The internet comes at you fast take a journey with Mitch and learn why he thinks memes and folklore have more in common than you think.
Sep 29, 2018
First Person is a new series focusing on our personal experiences and thoughts on video games.

I've always found internet trends fascinating. From Gangnam style to the Harlem Shake, and from planking to that strange business with the ponies from 2010.

I can't get enough of how people latch onto ideas on the internet and the way they take the source material and morph it into their own organic entity.

If you’ve been anywhere on the internet in the last week, you’re sure to have seen the latest “meme”:Bowsette.

It all started with a fan comic depicting what would happen if a certain koopa was transformed into a busty, bodacious, princess-y version of his former self using an item that transforms Toadette into Peachette in New Super Mario Bros. U Deluxe.
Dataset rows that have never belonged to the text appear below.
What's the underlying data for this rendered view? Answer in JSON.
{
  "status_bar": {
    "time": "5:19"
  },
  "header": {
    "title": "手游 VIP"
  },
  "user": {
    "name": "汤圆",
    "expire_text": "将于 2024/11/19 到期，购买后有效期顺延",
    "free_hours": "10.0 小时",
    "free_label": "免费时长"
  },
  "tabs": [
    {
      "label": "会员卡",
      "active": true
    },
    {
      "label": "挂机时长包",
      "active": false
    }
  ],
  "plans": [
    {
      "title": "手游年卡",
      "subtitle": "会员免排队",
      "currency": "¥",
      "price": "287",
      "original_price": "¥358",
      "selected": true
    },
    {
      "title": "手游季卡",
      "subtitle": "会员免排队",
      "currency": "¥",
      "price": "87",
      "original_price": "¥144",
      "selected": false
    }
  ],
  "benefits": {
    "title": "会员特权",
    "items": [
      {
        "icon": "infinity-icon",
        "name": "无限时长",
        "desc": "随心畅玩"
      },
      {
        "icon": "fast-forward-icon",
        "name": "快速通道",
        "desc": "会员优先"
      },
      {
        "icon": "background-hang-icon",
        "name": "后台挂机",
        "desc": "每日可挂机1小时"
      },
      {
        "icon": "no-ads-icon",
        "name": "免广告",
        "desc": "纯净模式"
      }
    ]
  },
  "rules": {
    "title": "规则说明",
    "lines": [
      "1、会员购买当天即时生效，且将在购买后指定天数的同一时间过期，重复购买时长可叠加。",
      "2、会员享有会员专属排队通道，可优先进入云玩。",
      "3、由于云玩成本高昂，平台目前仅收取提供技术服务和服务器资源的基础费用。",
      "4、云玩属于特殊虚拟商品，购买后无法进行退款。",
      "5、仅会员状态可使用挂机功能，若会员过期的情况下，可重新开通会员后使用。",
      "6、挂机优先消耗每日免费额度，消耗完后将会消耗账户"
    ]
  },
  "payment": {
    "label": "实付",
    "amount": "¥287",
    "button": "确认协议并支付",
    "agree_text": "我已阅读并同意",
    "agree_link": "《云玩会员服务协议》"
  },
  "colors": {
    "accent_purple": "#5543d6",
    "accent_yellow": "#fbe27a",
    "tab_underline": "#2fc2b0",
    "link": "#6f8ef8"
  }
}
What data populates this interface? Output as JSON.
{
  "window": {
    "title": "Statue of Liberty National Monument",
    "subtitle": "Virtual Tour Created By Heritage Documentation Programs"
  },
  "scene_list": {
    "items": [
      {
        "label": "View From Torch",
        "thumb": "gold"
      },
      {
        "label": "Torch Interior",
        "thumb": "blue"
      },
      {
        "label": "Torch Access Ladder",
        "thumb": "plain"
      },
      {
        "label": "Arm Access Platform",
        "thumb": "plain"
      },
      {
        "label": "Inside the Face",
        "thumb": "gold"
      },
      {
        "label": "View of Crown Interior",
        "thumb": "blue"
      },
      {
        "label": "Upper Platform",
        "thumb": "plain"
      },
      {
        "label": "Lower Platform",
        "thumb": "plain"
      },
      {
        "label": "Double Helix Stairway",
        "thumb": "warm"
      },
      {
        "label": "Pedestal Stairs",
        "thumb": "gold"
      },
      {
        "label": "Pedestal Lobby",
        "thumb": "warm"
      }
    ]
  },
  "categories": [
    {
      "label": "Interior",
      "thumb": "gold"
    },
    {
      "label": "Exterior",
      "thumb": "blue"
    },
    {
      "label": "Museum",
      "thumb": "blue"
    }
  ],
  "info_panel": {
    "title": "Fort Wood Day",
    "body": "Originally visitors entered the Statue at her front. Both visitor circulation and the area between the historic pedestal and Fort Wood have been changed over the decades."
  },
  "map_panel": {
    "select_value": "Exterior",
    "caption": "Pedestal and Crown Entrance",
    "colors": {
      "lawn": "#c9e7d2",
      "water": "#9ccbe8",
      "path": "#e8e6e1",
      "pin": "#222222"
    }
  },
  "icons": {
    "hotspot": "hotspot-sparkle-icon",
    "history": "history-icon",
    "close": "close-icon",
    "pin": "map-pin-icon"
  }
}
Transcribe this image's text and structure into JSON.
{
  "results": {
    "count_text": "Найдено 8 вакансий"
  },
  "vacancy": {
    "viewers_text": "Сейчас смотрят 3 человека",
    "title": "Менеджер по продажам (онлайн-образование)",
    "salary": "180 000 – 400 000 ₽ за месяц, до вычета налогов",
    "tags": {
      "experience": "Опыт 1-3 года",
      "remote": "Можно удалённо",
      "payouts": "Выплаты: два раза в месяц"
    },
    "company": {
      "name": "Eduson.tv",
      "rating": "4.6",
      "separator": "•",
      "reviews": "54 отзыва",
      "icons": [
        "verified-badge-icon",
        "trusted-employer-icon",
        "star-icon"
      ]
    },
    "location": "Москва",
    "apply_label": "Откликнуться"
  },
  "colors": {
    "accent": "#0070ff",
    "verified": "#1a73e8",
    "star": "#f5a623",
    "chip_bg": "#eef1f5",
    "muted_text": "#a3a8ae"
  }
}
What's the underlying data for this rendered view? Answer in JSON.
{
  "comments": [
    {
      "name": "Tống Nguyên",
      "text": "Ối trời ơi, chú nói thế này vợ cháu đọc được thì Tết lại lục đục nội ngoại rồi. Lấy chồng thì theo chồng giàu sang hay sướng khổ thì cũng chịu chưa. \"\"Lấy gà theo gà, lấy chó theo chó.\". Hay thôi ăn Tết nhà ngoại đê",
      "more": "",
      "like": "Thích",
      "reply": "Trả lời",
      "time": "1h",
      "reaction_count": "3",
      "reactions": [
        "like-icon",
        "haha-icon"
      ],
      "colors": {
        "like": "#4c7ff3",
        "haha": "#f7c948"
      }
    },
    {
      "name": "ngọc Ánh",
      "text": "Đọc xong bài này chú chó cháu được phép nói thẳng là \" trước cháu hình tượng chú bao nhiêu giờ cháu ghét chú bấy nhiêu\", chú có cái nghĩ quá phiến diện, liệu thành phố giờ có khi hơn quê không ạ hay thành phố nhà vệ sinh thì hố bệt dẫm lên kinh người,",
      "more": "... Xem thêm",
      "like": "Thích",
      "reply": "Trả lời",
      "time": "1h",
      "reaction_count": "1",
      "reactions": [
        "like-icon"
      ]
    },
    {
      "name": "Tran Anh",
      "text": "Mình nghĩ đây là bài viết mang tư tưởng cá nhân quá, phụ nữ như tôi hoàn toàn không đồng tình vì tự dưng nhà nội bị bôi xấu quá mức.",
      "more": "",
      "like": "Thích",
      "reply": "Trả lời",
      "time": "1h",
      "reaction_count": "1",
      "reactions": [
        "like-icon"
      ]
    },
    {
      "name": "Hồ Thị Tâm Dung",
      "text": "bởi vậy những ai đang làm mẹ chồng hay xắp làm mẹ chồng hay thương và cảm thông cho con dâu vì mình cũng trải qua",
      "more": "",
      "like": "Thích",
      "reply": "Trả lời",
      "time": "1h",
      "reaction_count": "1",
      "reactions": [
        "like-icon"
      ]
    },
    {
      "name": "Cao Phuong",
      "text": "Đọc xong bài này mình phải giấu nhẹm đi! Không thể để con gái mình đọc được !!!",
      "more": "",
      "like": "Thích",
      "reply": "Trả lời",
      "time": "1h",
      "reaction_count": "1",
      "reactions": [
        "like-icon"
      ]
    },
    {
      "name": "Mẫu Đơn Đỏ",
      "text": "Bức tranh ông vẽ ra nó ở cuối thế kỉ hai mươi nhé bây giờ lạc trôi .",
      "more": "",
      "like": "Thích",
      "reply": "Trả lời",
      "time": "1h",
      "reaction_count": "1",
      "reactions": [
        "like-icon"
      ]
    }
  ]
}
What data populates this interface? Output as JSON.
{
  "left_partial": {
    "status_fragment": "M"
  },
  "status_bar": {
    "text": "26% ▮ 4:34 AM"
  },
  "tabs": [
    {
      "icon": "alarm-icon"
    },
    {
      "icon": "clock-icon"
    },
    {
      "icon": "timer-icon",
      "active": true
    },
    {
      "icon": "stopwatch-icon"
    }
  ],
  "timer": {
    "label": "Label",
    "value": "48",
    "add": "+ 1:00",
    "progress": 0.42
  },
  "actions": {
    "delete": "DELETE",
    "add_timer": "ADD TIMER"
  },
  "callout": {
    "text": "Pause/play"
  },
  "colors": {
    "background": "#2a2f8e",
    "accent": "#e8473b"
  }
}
The artistic communities of Twitter, DeviantArt and Pixiv are absolutely transfixed by the fan design and it has been emulated across the board by artists of all platforms.

Similarly to myths and urban legends, where it is spread from person to person with slight variations as time goes by, internet trends work the same way.

Each contributor adds their own flavour to the tale either by mixing it up or tearing it down to fit their personal desires, the only difference being the speed of which technology allows for such remixing. Usually very rapidly and at lightning fast pace.

The sense of obligation to get in on the joke before it dies is something even I feel now as I write this. Which leads us to our current situation: Bowsette has taken over our social media feeds - and I want in on this train.

Though, with an explosive rise also comes a rapid fall. Just like all popular ideas on the net, audiences tend to get bored with it once the market becomes super-saturated with its content.

It seems that the velocity at which a meme picks up can also be matched by the velocity at which it slows down.

The quicker something rises, the quicker something will be to replace it once we get bored.

There are usually a number of reasons for this - some may take the joke a bit too far, others might use it in a way the tone of the original meme did not intend, potentially ruining it for everyone else.

We see this all the time, notably for example, how the Kony 2012 movement devolved into a shambles almost overnight when the leaders of the moment got enthralled in a controversy of their own.

But more often than not, it is due to the approach of a new challenger. Last I heard Booette might be a thing now which is nice, but I’m still mad the Bongo Cat didn’t really get its time to shine…